You changed your picture? No suspenders.

Now you know why I don't eat beef, my dear.

Duncan said...

I don't eat.....very much.....beef. But, alas, only a little because it makes fat globules that float around in my blood and clog my vessels.

If one consumed only nuts and fruits, milks and cheeses, and there may be more, one could probably survive without killing another being.

I know a woman who will eat nothing that walks, flies, swims or grows in the dark. Legumes are permitted as the "working" part of the plant grows in daylight.

joe said...

Hi Ed -
Great poem, thanks.
I, too, struggle toward eliminating meat from my diet. I've cut down on almost everything, but, since I'm not really "excited" about any veggies, I'll probably never succeed completely.

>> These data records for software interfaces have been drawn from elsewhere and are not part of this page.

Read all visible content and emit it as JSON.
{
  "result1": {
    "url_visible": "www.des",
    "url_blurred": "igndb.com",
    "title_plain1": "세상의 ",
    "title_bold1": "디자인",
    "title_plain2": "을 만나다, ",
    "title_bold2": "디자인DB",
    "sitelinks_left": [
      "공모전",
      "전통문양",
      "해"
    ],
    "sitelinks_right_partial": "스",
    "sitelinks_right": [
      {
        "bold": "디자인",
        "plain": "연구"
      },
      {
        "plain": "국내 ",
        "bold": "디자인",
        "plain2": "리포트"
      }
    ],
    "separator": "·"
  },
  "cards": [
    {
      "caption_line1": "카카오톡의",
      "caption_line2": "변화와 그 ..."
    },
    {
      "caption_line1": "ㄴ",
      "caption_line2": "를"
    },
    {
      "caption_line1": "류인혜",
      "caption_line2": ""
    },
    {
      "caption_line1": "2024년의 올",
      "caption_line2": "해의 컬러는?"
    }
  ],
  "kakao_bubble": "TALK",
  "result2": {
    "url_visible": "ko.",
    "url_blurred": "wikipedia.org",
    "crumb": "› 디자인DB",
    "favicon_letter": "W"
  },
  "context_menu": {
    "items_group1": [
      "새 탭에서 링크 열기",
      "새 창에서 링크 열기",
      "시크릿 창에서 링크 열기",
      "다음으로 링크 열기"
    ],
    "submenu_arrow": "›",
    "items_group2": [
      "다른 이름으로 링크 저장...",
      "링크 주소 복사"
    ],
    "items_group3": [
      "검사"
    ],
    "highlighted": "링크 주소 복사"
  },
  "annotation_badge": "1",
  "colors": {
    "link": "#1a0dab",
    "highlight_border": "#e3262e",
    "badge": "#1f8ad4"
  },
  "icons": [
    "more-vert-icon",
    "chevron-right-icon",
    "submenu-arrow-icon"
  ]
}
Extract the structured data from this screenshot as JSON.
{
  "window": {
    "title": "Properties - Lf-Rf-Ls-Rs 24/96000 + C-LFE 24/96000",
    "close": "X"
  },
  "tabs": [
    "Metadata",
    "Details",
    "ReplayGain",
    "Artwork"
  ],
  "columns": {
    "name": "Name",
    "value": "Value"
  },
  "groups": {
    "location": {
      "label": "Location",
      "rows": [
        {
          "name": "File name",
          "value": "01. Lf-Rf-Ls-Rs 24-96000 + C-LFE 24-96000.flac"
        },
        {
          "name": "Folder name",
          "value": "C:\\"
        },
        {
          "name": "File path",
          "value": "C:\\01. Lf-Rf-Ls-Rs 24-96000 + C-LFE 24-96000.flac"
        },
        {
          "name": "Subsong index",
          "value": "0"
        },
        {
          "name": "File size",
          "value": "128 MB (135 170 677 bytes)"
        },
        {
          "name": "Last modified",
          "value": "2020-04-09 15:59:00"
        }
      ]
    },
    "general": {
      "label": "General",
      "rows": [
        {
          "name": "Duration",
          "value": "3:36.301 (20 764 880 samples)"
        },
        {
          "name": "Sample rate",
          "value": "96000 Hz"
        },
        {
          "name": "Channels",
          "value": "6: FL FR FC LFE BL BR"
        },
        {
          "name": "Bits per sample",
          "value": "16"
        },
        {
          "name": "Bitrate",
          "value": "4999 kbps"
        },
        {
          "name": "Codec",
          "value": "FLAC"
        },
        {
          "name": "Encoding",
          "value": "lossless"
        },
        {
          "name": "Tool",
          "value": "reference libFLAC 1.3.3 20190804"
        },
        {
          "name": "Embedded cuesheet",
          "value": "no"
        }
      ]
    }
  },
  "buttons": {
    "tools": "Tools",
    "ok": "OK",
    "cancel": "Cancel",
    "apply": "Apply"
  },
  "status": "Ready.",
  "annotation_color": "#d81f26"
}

I became more serious about it a few years ago, after reading that "factory farming" was becomming quite common throughout the US, squeezing out the traditional, and relatively humane family farms.
The article discussed in some detail, how dreadful is the treatment of animals in such places, which places their health at great risk and which, thus, requires that they receive massive doses of antibiotics, vitamins, etc... Sounded real grim. However, the kicker, for me was this little factoid:
It is illegal in Illinois, and in some other states, to take a photograph of a factory farm...!!!